- _THE TASK_:
Copy out the listing exactly.

- _INPUT MATERIAL_:
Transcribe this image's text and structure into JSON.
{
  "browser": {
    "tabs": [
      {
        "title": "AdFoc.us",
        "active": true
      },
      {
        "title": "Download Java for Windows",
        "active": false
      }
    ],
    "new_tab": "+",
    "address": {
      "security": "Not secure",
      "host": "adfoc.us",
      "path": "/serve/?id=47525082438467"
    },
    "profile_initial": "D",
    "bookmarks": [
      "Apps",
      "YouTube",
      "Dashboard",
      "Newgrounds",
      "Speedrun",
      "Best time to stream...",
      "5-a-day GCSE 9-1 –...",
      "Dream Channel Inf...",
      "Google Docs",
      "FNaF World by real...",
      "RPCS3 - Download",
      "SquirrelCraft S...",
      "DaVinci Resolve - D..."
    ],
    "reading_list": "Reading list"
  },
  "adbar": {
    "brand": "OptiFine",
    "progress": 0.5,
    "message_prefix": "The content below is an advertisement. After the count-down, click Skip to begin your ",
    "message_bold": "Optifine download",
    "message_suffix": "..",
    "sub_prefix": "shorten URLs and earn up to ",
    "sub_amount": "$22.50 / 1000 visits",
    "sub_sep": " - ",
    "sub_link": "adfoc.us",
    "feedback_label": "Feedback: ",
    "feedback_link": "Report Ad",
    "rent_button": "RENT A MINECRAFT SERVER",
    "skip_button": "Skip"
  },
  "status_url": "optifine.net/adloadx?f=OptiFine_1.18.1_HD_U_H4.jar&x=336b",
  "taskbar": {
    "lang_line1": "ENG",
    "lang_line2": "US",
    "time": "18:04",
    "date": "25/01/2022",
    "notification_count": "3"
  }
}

- _RESPONSE AREA_:
Transcribe this image's text and structure into JSON.
{
  "browser": {
    "tabs": [
      {
        "title": "AdFoc.us",
        "active": true
      },
      {
        "title": "Download Java for Windows",
        "active": false
      }
    ],
    "new_tab": "+",
    "address": {
      "security": "Not secure",
      "host": "adfoc.us",
      "path": "/serve/?id=47525082438467"
    },
    "profile_initial": "D",
    "bookmarks": [
      "Apps",
      "YouTube",
      "Dashboard",
      "Newgrounds",
      "Speedrun",
      "Best time to stream...",
      "5-a-day GCSE 9-1 –...",
      "Dream Channel Inf...",
      "Google Docs",
      "FNaF World by real...",
      "RPCS3 - Download",
      "SquirrelCraft S...",
      "DaVinci Resolve - D..."
    ],
    "reading_list": "Reading list"
  },
  "adbar": {
    "brand": "OptiFine",
    "progress": 0.5,
    "message_prefix": "The content below is an advertisement. After the count-down, click Skip to begin your ",
    "message_bold": "Optifine download",
    "message_suffix": "..",
    "sub_prefix": "shorten URLs and earn up to ",
    "sub_amount": "$22.50 / 1000 visits",
    "sub_sep": " - ",
    "sub_link": "adfoc.us",
    "feedback_label": "Feedback: ",
    "feedback_link": "Report Ad",
    "rent_button": "RENT A MINECRAFT SERVER",
    "skip_button": "Skip"
  },
  "status_url": "optifine.net/adloadx?f=OptiFine_1.18.1_HD_U_H4.jar&x=336b",
  "taskbar": {
    "lang_line1": "ENG",
    "lang_line2": "US",
    "time": "18:04",
    "date": "25/01/2022",
    "notification_count": "3"
  }
}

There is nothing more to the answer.